## Try it
Where a line in the records below contains the string "تعداد", tally it; give only the final number.

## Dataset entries
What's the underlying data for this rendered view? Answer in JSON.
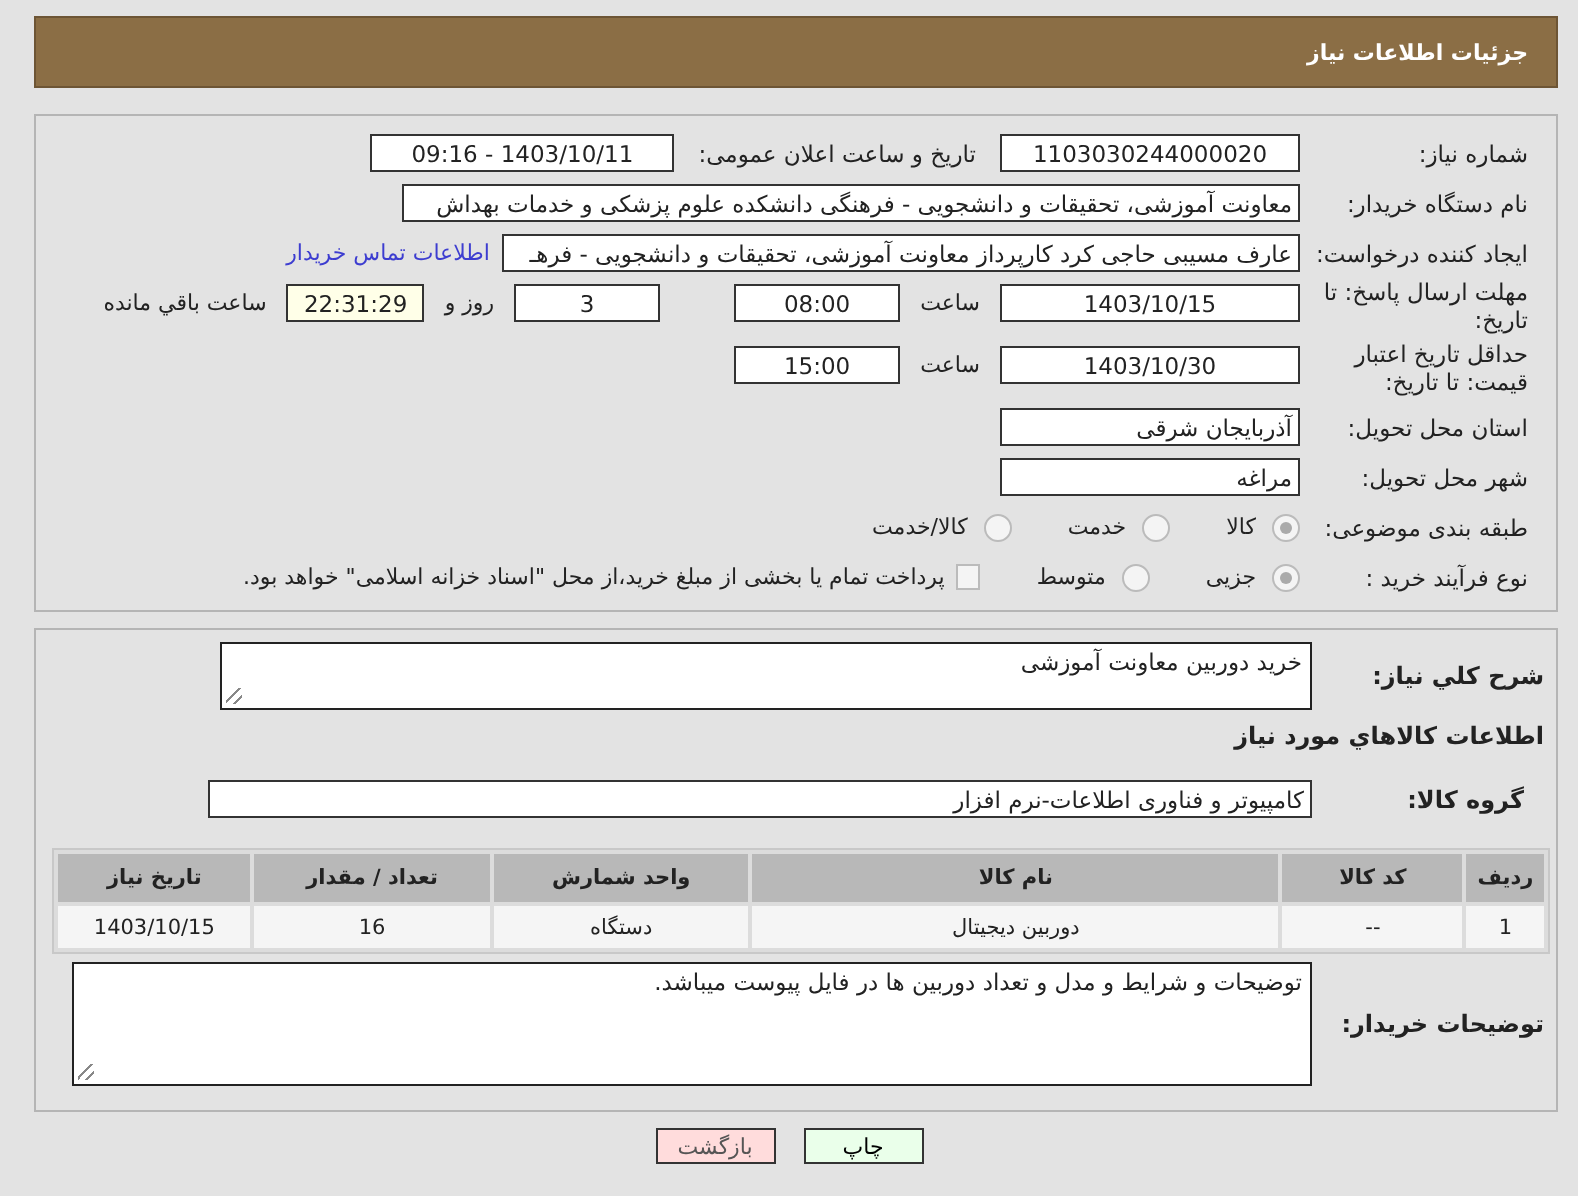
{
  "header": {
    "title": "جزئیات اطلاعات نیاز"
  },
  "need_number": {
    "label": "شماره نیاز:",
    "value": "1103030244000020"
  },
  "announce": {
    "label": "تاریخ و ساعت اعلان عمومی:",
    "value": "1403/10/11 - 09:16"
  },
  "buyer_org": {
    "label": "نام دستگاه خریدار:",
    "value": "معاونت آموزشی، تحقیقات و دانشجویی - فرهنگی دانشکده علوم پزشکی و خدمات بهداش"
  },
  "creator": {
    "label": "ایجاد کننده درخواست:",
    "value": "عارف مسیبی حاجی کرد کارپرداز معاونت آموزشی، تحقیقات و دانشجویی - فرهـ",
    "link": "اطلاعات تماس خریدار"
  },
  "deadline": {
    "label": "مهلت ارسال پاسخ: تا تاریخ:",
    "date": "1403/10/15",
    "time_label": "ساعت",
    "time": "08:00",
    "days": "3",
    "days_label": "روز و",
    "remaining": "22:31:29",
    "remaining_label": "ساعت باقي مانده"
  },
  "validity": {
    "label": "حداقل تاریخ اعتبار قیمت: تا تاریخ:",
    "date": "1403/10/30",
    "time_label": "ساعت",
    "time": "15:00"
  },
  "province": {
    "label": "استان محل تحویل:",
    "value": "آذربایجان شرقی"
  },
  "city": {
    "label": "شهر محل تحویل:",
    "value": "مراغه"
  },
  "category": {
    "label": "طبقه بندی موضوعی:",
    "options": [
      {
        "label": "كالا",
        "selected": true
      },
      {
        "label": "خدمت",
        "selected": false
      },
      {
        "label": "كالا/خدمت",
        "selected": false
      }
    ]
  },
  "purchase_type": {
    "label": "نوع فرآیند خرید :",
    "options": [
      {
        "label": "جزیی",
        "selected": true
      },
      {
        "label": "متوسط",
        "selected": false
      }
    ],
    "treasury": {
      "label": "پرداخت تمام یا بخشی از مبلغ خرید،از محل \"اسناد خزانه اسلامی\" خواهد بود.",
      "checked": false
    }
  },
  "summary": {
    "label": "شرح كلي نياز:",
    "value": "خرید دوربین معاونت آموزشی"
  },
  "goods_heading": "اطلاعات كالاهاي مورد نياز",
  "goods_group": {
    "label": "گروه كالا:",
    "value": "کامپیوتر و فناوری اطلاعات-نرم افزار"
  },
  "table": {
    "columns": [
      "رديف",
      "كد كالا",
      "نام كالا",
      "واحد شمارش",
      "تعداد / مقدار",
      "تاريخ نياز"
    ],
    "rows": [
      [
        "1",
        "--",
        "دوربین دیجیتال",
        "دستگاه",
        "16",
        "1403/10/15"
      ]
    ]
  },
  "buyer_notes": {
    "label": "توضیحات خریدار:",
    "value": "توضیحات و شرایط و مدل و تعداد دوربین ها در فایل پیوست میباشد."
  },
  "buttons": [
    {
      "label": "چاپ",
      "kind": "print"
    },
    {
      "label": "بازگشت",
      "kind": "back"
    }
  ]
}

## Reply to the task
2